GRAND RAPIDS — The manufacturing sector is changing fast and it’s changing forever. Now there’s a movement underway to hammer out an “innovation agenda” for the industry.
Manufacturers had been asking for recognition at the federal level and industry representation in Washington. They got what they asked for in 2004 with the appointment of Al Frink to the newly created position of U.S. Department of Commerce assistant secretary of manufacturing and services.
Frink is now manufacturing’s voice on Capitol Hill, and he has a seat at the policy table. His agenda? “No manufacturer left behind.”
For Frink and all those working to level the global playing field for American manufacturers, this Newsmaker of the Year nomination is for you.
“I believe that the spirit of competition is one of the things that will drive manufacturing as we move forward,” Frink said on a visit here last fall. I see the determination that people have to win. If you can give manufacturing an even playing field, there is no doubt we can be competitive with any country in the world.”
Manufacturing is vital to the U.S. economy because it represents 15.8 percent of the nation’s GDP, and when the multiplier factor is added — all the spin-off business the industry generates — it’s closer to 50 percent of GDP, Frink observed.
Frink said he will work to dismantle barriers to manufacturing by promoting lean manufacturing and trying to peel away some of the government regulations. He also encourages manufacturers to create “very strong brands” to differentiate their products and their companies.
Frink’s not alone in his quest to shore up the manufacturing sector. The Bush Administration formed a new body last year, the Department of Commerce Manufacturing Council, that’s working with the Commerce Department to advocate, coordinate and implement policies that help U.S. manufacturers compete worldwide. It’s focusing on:
- Creating the conditions for economic growth and manufacturing investment.
- Promoting open markets and a level playing field.

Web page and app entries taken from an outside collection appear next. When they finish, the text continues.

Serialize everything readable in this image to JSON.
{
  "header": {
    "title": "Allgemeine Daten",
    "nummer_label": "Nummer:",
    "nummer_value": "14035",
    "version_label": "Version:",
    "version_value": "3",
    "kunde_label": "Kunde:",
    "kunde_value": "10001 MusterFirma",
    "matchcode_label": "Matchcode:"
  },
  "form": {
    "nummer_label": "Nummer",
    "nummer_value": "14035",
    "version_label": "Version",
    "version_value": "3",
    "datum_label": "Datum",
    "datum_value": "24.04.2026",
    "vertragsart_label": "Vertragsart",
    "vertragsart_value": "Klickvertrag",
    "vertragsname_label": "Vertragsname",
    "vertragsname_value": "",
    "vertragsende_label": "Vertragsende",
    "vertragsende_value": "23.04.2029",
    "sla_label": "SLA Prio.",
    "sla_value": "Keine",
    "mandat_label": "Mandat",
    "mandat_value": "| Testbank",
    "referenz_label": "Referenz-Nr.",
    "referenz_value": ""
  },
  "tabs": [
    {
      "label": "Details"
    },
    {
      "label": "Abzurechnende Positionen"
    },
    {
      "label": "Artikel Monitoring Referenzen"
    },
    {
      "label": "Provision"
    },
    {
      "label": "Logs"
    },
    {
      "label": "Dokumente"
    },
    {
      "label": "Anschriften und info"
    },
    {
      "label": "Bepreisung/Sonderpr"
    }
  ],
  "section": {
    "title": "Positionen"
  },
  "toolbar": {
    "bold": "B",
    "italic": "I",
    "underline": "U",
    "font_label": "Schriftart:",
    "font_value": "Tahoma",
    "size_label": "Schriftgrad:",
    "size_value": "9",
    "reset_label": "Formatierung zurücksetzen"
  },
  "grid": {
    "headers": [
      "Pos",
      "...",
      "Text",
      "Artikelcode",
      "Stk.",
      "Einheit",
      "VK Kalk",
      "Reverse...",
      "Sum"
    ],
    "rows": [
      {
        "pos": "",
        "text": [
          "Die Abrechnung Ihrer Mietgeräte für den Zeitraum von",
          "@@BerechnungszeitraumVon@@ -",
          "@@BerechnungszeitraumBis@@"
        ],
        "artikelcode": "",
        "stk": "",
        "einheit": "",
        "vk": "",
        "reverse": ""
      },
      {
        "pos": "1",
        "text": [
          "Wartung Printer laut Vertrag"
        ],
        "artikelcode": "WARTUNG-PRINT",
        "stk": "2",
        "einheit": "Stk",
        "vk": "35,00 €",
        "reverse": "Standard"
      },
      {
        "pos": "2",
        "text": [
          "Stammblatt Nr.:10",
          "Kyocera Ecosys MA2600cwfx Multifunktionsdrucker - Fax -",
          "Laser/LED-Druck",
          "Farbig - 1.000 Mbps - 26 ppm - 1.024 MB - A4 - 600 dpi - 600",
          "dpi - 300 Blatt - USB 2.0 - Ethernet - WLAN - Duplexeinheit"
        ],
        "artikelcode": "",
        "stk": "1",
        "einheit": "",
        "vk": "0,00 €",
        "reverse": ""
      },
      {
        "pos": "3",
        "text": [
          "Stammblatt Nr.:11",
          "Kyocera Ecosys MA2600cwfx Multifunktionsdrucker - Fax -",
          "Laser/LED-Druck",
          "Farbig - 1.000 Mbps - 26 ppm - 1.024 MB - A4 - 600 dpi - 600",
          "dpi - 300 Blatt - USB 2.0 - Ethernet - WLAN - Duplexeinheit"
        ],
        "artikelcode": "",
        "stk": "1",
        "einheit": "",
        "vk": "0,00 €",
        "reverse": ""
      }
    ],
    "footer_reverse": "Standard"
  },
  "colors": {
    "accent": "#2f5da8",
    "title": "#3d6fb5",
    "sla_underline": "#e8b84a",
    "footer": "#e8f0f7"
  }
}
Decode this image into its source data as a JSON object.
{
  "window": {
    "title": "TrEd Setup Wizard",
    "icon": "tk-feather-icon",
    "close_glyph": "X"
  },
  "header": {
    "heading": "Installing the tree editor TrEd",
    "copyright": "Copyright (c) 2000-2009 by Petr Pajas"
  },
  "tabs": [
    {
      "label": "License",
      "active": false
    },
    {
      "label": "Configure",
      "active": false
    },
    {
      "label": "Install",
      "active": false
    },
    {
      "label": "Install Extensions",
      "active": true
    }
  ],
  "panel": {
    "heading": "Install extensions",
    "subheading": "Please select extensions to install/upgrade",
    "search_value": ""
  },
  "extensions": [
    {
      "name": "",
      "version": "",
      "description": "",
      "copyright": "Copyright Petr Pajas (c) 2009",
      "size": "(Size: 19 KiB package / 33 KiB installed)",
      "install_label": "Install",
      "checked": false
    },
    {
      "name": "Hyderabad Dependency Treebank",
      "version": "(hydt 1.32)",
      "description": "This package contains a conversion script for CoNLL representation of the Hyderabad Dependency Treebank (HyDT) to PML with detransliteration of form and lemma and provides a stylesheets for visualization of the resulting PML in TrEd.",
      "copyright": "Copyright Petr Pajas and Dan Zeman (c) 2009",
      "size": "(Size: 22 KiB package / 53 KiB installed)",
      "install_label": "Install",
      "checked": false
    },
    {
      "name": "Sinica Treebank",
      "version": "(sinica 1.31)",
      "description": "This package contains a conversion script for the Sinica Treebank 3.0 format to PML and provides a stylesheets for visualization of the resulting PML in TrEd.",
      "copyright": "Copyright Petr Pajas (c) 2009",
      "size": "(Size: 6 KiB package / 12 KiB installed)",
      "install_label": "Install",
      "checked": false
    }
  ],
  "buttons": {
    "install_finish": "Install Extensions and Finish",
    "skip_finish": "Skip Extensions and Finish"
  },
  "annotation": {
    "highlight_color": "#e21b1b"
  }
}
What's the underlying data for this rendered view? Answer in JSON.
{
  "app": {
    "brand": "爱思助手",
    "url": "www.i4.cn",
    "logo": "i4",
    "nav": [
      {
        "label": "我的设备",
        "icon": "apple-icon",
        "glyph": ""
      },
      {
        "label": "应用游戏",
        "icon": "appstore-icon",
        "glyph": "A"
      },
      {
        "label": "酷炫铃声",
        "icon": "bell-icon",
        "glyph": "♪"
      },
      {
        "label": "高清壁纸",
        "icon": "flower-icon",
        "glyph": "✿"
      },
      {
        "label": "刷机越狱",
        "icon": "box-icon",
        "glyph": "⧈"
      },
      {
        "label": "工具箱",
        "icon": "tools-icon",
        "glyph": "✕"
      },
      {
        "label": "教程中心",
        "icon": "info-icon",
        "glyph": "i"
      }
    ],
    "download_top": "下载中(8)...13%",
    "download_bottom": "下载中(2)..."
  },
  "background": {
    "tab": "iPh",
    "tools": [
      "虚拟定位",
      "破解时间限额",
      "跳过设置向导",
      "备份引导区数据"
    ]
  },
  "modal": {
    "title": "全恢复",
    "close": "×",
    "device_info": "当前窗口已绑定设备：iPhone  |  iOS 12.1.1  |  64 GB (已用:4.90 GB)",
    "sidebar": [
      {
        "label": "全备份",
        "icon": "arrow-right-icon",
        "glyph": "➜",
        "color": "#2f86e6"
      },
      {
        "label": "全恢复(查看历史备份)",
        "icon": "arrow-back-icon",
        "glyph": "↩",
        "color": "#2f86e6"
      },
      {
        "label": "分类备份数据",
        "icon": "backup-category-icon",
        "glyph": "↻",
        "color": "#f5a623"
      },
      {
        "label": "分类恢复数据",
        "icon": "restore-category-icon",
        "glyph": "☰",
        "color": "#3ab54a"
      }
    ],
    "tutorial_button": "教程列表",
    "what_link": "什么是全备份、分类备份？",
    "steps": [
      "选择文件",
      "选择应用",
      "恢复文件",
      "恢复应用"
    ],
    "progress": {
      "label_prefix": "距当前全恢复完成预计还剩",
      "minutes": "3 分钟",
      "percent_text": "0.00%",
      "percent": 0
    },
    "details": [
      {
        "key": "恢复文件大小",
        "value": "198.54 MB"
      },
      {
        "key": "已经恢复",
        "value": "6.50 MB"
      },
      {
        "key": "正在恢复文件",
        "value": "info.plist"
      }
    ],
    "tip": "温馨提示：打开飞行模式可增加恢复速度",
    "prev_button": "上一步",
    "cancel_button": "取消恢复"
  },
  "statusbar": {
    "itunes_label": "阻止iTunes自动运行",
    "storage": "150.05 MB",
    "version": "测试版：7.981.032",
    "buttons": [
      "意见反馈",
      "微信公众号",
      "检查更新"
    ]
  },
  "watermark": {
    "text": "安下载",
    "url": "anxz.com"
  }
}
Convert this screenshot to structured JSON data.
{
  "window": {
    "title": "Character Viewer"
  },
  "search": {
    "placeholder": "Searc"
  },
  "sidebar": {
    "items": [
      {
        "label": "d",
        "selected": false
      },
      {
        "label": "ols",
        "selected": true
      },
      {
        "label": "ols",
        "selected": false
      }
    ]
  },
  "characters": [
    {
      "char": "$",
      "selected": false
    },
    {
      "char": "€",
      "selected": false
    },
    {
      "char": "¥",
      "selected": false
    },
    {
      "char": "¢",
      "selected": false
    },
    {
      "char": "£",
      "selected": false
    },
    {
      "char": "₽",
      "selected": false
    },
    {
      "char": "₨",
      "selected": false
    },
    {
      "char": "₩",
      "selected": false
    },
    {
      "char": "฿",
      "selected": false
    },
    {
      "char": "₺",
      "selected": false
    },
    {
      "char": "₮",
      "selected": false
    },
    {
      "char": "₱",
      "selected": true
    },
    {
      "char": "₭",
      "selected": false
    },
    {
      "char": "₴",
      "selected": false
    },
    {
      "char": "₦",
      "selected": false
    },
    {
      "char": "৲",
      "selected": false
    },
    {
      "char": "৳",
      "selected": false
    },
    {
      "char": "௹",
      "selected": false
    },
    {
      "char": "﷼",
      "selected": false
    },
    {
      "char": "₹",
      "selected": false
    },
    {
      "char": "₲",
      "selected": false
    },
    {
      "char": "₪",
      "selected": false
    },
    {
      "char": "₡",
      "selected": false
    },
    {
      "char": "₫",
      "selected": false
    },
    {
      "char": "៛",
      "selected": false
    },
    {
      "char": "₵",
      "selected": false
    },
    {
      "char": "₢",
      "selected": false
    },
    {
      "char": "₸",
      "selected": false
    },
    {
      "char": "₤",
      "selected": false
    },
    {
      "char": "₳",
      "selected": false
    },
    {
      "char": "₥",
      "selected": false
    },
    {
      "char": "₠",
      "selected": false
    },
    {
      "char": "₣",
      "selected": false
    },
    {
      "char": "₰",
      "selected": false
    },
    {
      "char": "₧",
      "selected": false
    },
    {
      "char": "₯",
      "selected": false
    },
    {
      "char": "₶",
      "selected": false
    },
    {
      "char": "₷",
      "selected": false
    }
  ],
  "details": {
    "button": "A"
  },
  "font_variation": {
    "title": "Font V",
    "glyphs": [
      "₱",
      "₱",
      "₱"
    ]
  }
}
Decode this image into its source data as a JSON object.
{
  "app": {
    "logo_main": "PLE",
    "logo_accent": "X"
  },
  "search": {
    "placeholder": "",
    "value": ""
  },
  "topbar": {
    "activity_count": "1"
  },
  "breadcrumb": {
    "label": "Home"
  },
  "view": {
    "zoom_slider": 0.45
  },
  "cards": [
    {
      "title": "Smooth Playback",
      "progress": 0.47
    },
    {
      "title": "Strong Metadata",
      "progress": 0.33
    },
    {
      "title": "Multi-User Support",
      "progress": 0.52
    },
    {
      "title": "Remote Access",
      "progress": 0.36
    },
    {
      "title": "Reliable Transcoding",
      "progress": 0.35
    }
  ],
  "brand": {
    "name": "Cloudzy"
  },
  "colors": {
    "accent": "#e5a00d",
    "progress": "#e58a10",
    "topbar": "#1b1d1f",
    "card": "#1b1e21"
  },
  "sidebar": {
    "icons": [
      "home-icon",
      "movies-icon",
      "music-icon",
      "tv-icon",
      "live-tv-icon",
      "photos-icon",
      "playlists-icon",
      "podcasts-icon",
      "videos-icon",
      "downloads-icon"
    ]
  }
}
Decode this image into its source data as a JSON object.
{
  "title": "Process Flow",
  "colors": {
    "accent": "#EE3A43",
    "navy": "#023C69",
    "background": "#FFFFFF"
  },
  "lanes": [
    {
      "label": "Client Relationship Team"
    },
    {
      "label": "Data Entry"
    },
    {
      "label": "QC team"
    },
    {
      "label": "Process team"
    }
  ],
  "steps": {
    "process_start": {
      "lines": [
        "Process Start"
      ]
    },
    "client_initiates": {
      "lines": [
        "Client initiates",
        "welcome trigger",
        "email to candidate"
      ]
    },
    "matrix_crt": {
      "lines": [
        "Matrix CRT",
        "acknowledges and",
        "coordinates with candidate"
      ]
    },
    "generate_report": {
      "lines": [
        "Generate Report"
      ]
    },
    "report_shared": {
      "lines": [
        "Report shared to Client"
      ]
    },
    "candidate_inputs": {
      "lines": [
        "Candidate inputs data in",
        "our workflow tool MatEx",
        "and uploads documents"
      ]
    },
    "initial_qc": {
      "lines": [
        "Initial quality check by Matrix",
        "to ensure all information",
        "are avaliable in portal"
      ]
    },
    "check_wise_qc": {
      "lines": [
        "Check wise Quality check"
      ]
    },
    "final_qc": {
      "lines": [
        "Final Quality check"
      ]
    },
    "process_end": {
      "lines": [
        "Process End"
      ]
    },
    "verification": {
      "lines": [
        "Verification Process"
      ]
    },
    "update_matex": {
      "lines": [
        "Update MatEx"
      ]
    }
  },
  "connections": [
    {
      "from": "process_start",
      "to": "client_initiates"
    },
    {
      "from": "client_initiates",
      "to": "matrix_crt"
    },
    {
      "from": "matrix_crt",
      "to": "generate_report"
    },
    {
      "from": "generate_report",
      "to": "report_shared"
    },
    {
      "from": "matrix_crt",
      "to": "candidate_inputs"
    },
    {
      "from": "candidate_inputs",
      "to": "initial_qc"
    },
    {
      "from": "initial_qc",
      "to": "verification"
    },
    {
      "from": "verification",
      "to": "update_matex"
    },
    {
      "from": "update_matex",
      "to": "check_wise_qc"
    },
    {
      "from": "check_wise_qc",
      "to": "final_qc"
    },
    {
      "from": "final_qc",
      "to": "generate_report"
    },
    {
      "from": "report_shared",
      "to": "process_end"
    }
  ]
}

- Lowering the cost of manufacturing in the United States.
- Investing in innovation.
- Strengthening education, retraining and economic diversification.
Fred Keller, founder and CEO of Cascade Engineering, and John Padilla, COO of Ford Motor Co., sit on the national council with 11 other manufacturing leaders from across the industry.
At its first meeting, the council formed three subcommittees to tackle the industry’s most pressing issues. A work-force subcommittee is currently concentrating on the cost of health care “because it has become the Achilles heel in manufacturing,” Keller said. A subcommittee on competitiveness is focusing on tort reform, and a subcommittee on international trade is looking at market access issues. The subcommittees presented their initial findings and recommendations to the national council in September. The council meets again in February.
“We feel like there’s been some progress made and that we’ve reached a point where we have a good voice in Washington,” Keller remarked.
In addition, there’s the West Michigan Manufacturing Council at the local level and the Advanced Manufacturers Council at the state level, both of which enable members to learn best practices from each other and spur each other on to make continuous improvements.
The new national council offers similar but expanded opportunities, Keller said.
Congressman Vern Ehlers, R-Grand Rapids, has weighed in on the side of manufacturing, too, as author of the Manufacturing Technology Competitiveness Act, a bill intended to foster innovation in American manufacturing sciences. The bill was reintroduced to the House when Congress reconvened earlier this month, according to Ehlers’ Press Secretary Jon Brandt.
As Ehlers has explained it, the jobs of the future are going to require an understanding of the basic principles of math and science and what the country needs is a national strategy of innovation. That, he has said, can only be created with increased investment in and greater concentration on science, math, engineering and technology education both in schools and the workplace, he said.